Article Title

Statistics do not bode well for the occasional industrial pump purchaser. The large water utilities, with tens of thousands of pumps handling municipal wastes, are able to select the right pump via ready access to performance records and fluid technology expertise. Derek Jackson, Hidrostal, offers a few pointers for the industrial user.

The operators of industrial plants throughout the world have to cope with a wide variety of fluid transfer and waste treatment processes, of which the most common, and troublesome, component is often the pumps. The simple fact is that there are a very large number of pump manufacturers, each offering a bewildering array of types and sizes, which almost always ensures that the best pump for the job will not make it to the site. The replacement of an unsuitable pump is also likely to be less than ideal for the same reasons.
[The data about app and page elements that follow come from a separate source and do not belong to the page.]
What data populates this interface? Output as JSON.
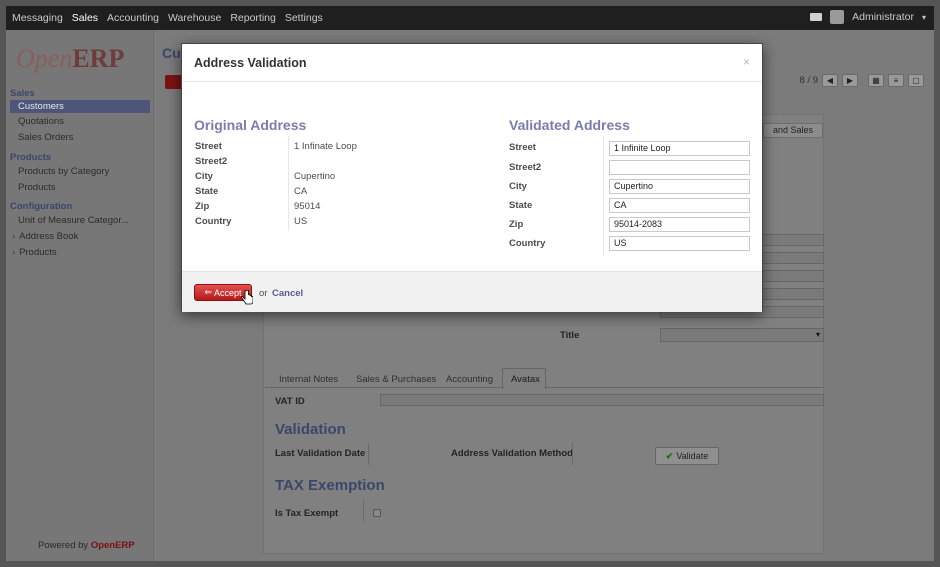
{
  "topbar": {
    "menu": [
      "Messaging",
      "Sales",
      "Accounting",
      "Warehouse",
      "Reporting",
      "Settings"
    ],
    "active": "Sales",
    "user": "Administrator"
  },
  "sidebar": {
    "logo_open": "Open",
    "logo_erp": "ERP",
    "sections": [
      {
        "title": "Sales",
        "items": [
          "Customers",
          "Quotations",
          "Sales Orders"
        ]
      },
      {
        "title": "Products",
        "items": [
          "Products by Category",
          "Products"
        ]
      },
      {
        "title": "Configuration",
        "items": [
          "Unit of Measure Categor...",
          "Address Book",
          "Products"
        ]
      }
    ],
    "selected": "Customers",
    "powered_prefix": "Powered by",
    "powered_brand": "OpenERP"
  },
  "background": {
    "page_title": "Cu",
    "pager": "8 / 9",
    "top_button": "and Sales",
    "title_label": "Title",
    "tabs": [
      "Internal Notes",
      "Sales & Purchases",
      "Accounting",
      "Avatax"
    ],
    "active_tab": "Avatax",
    "vat_label": "VAT ID",
    "validation_heading": "Validation",
    "last_validation_label": "Last Validation Date",
    "address_method_label": "Address Validation Method",
    "validate_button": "Validate",
    "tax_heading": "TAX Exemption",
    "tax_exempt_label": "Is Tax Exempt"
  },
  "modal": {
    "title": "Address Validation",
    "close": "×",
    "original_heading": "Original Address",
    "validated_heading": "Validated Address",
    "original": [
      {
        "label": "Street",
        "value": "1 Infinate Loop"
      },
      {
        "label": "Street2",
        "value": ""
      },
      {
        "label": "City",
        "value": "Cupertino"
      },
      {
        "label": "State",
        "value": "CA"
      },
      {
        "label": "Zip",
        "value": "95014"
      },
      {
        "label": "Country",
        "value": "US"
      }
    ],
    "validated": [
      {
        "label": "Street",
        "value": "1 Infinite Loop"
      },
      {
        "label": "Street2",
        "value": ""
      },
      {
        "label": "City",
        "value": "Cupertino"
      },
      {
        "label": "State",
        "value": "CA"
      },
      {
        "label": "Zip",
        "value": "95014-2083"
      },
      {
        "label": "Country",
        "value": "US"
      }
    ],
    "accept_button": "Accept",
    "or_text": "or",
    "cancel_link": "Cancel"
  },
  "colors": {
    "accent_heading": "#7c7bad",
    "accept_red": "#c62828",
    "brand_red": "#7a1010"
  }
}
As the range of liquids is vast, the materials from which the parts in contact

with the pumped liquid must be equally varied. Experienced pump suppliers must

be able to supply casings, impellers, bearings and other parts in materials
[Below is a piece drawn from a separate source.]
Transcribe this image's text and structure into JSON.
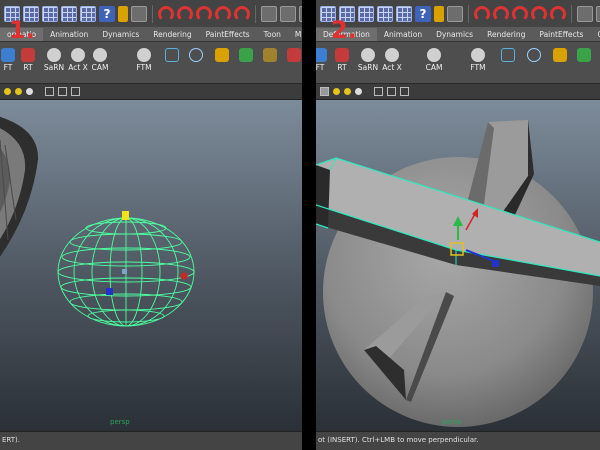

suitable for dealing with the most abrasive and aggressive liquids.

From a core business viewpoint, the most ignored feature of pump selection

is the

damage to the pumped liquid. The high turbulence within pumps, and in the downstream

tail effect within the pipe, can impart significant damage to molecular structures. Fluids as diverse as

paints, yoghurts and bio-cultures such as activated sludge, all require the

gentlest handling.

Absolve the supplier

Physical damage is equally important. The undamaged transfer of fruit and vegetables

is a frequent duty, as is the transfer of live fish. High speed, centrifugal

pumps are not well suited for such damage-free situations, even when using the

famous non-clog variants which pass a 75mm sphere.

So how much do you need to pump, now and next year? With damage issues sorted,

the actual sizing of the pump usually occupies little time as the end user is

expected to supply the figure. No matter whether it is litres/second, gallons/

minute, or even tons (or tonnes) per day, all absolve the pump supplier, and

that is that.

Not too sure of the flow, now or in the future? Then what is needed is an expensive

variable speed unit. Or – a pump output which matches inflow, whilst using a

fixed-speed motor. Hidrostal’s Prerostal technology provides a variable output

without the need for a variable speed drive. The flow to each pump enters a

compact sump and the basin geometry produces a rotational speed which is proportional

to inflow. The output of the fixed speed pump is directly related to rotational

speed and, consequently, output matches inflow. No pump downtime means uninterrupted

production. The breakdown of a manufacturing process pump, or pumps within the

plant treating production waste, is not just a pain for the maintenance department;

production can cease. This is every manager’s nightmare, particularly where

continuous processes are involved. Real costs pile up and the situation is often

compounded when it is found that no spares are available for that immobile pump.

Pleasure it most definitely is not. Production pleasure is influencing the initial

selection and never experiencing problems thereafter. This is possible, as major

multi-national companies are well aware.

Action inspires action. Stay ahead of the curve with sustainability and energy newsletters from edie